AMD – how to handle Macular Degeneration
AMD is the leading cause of blindness for both men and women over the age of 55. This condition affects millions of people all over the world.
Age-Related Macular Degeneration, or AMD, causes light-sensitive cells in the back of your eye to stop functioning. The result is severe vision loss. This is a degenerative retinal disease and it causes central vision loss and leaves only peripheral vision. AMD affects the part of your visual field that is needed for driving and other everyday activities.
Awareness of the condition is quite low. The problem is there is a prediction that the number of people affected by this condition is quickly growing.
The macula is a yellow spot of about five millimetres in diameter on the retina. When you age, levels of the pigments in the macula decrease naturally. This is what increases the risk of AMD. The yellow colour is due to the content of the carotenoids lutein and zeaxanthin, which we get from our diet. These compounds are the only ones capable of filtering blue light, which can damage cells in your eye. If you have a thin macular pigment, it can allow the blue light through and destroy cells. Maintaining high levels of carotenoids, will help maintain the pigment. This is a great approach to maintaining eye health.

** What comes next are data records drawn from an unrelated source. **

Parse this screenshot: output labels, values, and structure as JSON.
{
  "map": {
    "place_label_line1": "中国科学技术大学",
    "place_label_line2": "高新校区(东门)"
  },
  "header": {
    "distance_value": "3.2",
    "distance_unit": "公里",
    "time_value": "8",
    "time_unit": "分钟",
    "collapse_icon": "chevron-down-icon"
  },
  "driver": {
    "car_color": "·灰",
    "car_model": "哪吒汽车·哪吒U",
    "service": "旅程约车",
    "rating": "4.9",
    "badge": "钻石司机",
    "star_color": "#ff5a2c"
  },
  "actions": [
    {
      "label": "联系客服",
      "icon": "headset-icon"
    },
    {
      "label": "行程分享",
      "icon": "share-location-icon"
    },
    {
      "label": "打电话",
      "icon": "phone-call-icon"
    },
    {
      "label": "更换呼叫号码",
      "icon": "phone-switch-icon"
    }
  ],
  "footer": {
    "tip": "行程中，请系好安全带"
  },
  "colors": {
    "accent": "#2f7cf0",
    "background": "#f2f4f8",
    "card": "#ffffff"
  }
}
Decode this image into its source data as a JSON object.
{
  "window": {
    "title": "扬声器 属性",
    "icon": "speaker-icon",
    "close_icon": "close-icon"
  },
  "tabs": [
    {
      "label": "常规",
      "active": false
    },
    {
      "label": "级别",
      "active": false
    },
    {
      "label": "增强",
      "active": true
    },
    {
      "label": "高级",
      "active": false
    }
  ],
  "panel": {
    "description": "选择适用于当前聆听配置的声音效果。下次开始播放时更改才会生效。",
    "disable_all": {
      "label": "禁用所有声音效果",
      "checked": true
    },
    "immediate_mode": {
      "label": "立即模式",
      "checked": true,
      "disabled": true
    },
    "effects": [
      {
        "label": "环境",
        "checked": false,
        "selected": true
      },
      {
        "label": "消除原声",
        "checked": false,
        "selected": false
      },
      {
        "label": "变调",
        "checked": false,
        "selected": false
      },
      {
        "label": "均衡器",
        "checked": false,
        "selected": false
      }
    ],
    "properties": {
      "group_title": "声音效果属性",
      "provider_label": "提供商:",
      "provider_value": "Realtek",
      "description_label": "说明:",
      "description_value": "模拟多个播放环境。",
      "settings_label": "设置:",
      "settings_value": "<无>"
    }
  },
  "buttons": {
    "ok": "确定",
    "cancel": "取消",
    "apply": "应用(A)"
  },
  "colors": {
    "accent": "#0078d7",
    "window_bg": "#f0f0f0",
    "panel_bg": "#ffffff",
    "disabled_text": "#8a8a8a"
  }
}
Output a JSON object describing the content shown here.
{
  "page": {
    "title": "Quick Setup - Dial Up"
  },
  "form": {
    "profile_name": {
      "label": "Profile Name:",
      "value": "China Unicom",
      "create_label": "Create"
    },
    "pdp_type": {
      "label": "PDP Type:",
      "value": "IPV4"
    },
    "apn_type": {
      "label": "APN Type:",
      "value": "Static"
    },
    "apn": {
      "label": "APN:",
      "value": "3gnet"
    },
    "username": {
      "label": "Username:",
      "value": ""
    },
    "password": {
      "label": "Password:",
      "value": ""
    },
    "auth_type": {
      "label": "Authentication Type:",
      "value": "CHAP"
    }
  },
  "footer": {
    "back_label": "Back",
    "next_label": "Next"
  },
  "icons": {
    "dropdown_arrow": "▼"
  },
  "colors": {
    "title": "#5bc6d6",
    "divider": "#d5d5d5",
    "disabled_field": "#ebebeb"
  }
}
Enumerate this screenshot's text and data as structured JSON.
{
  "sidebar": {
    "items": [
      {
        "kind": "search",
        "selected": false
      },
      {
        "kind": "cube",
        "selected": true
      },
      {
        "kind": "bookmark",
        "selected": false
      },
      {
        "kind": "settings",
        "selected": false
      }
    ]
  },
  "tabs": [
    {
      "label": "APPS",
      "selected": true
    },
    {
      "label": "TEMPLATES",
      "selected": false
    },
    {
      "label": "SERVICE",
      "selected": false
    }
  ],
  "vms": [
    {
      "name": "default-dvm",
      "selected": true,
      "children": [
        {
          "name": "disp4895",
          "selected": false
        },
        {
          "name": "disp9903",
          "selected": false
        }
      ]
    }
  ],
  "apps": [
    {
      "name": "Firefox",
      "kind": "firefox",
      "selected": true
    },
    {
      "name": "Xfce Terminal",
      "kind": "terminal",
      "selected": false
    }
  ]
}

How to slow down AMD progression
Unfortunately, there is no current cure for this condition. The good news is, there is a way to slow it down once diagnosed. This is through vitamin supplementation. The condition if untreated just will get worse. One study did show that exercise may reduce the risks of developing AMD. This particular study followed men and women over a 15-year period. Those with an active lifestyle were 70% less likely to develop AMD. This disease can also begin in middle age. Fortunately, antioxidants are also a great way to slow down the process.
Keeping high carotenoids for AMD
Research has found a link between the intake of carotenoid-rich food and a big reduction in AMD. Food that is particularly high in carotenoids is your dark green leafy vegetables, such as spinach. These vegetables are rich in lutein and zeaxanthin. There is a lot of epidemiological evidence and supplementation studies, that show increased serum levels of lutein and zeaxanthin are associated with increased macular pigmentation. Macular pigment optical density, which is an indicator of xanthophyll levels in your eye, may also serve as a way not only for predicting your risk for eye disease but also for visual function. Your ratios of lutein to zeaxanthin are important. Based on serum concentrations we need 5:1 lutein to zeaxanthin ratio.
Another carotenoid, astaxanthin, has also been linked to eye health. This may be good for treating eye and central nervous system diseases or injuries including AMD.
Omega-3 helps AMD
Other than lutein and zeaxanthin, there is a growing body of science that supports potential benefits for omega-3 fatty acids when it comes to AMD. Insufficient fatty acid intake may cause abnormal metabolism in the retina. This can then affect cell renewal. Omega-3 DHA is vital for the structural and functional component of your photoreceptor of your retina. Due to oxidative stress in those cells, they are in need of constant replenishment. DHA increases the MPOD in the central region of the macula. A high intake of omega-3 fatty acids and fish may reduce the risk of AMD by up to 38 per cent and also, reduce the risk of developing age-related blindness by 30 percent.
Other eye related conditions
Their are other conditions affected by by AMD. The benefits of lutein may also be helpful for rentinitis pigmentosa. This is a group of inherited eye diseases that affect the retina. They cause the degeneration of photoreceptor cells in the retina that lead to vision loss.
Benefits of lutein and zeaxanthin may also be helpful for cataracts and cataract-related conditions. Lutein is present in the lens of the eye, and cataracts are caused in part by oxidation of the lens. These may also protect against the detrimental effects of long-term computer light exposure. Combining lutein, zeaxanthin and blackcurrant extract may reverse signs of visual fatigue. Computer screens are not the only reason for visual fatigue.
Another condition that can cause problems with your eyes is known as dry eyes. Keratoconjunctivitis sicca, or dry eye syndrome, is a condition in which your eyes do not make enough tears, or the tears evaporate too quickly. When this happens is causes dry eyes, which then increases your risk of inflammation. Fatty acids are again a potential benefit. Omega-3 and omega-6 may be helpful in being able to reduce symptoms of dry eye syndrome. Linolenic acid is a basis for anti-inflammatory compounds, which could reduce inflammation.
So, looking after your eyes as you age is essential. Find more information on how to look after your eyesight on this link https://www.wellbeing.com.au/body/health/eyes-health.html
It’s not just about a quick trip to the optometrist and to fill your glasses script. It’s about investigating with a naturopath or nutritionist which foods, antioxidants, supplements and minerals you lack because without them your eyesight will only deteriorate more.